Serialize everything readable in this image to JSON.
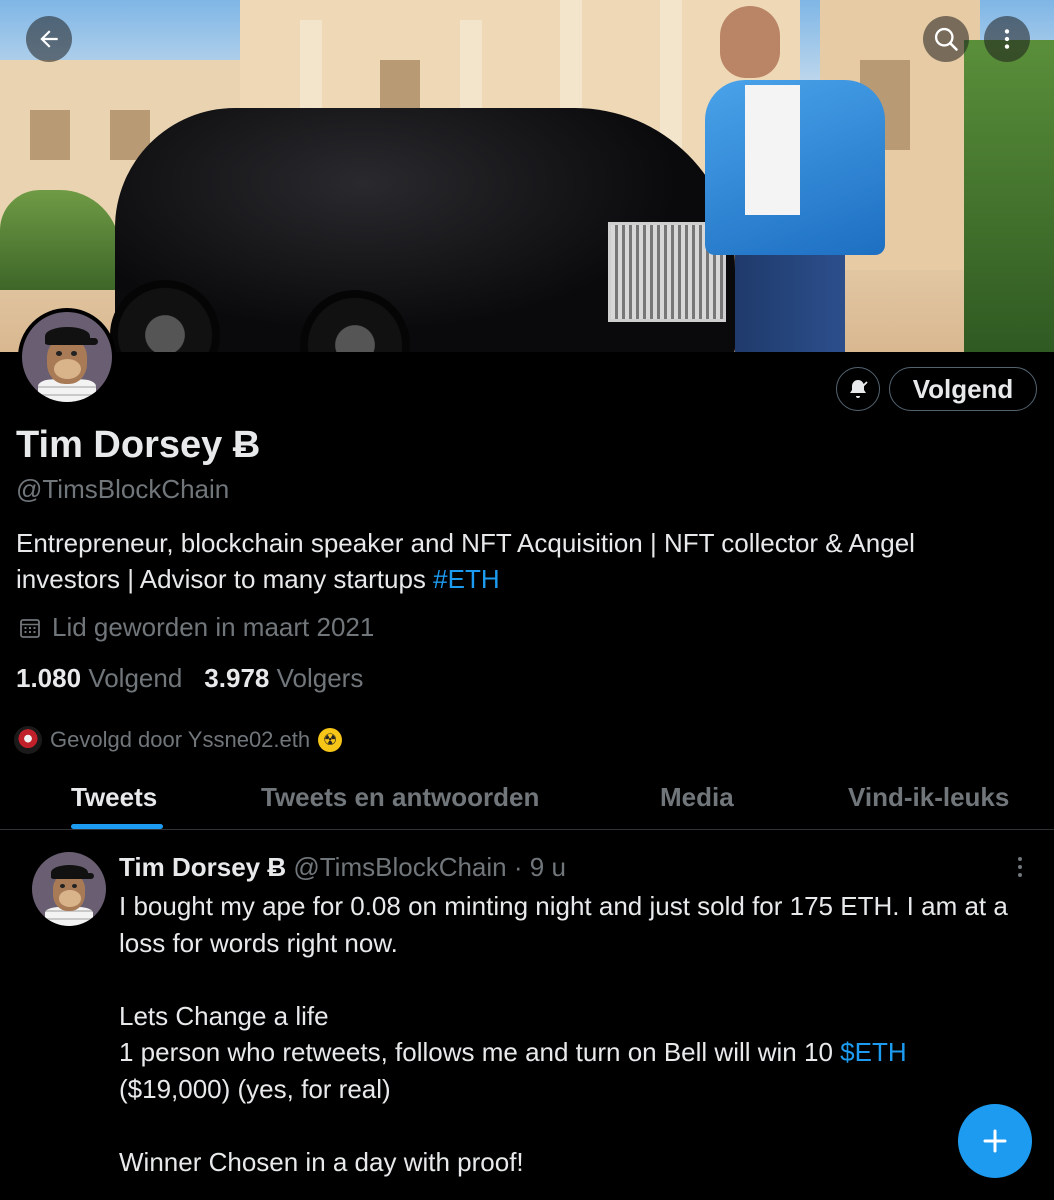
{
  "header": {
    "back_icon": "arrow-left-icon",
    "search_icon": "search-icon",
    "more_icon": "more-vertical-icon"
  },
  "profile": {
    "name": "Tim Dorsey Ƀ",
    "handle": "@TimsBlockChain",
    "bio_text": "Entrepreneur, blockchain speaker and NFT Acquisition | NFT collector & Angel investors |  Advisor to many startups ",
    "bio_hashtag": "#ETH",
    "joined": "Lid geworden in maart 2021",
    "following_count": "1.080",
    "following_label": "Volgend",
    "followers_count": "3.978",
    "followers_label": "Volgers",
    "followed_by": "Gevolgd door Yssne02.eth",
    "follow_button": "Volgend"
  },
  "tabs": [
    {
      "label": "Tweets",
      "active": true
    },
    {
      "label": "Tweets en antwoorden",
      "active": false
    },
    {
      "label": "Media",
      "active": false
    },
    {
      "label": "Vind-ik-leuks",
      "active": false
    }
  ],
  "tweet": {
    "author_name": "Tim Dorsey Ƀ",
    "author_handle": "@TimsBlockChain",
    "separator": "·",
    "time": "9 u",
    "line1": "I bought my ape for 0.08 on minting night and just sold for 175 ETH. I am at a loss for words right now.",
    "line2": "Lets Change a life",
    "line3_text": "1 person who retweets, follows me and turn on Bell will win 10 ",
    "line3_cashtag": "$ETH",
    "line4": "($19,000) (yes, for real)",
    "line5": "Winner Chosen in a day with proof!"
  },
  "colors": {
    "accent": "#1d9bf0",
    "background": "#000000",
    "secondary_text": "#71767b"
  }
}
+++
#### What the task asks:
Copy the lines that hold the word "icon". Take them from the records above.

#### Written solution:
    "back_icon": "arrow-left-icon",
    "search_icon": "search-icon",
    "more_icon": "more-vertical-icon"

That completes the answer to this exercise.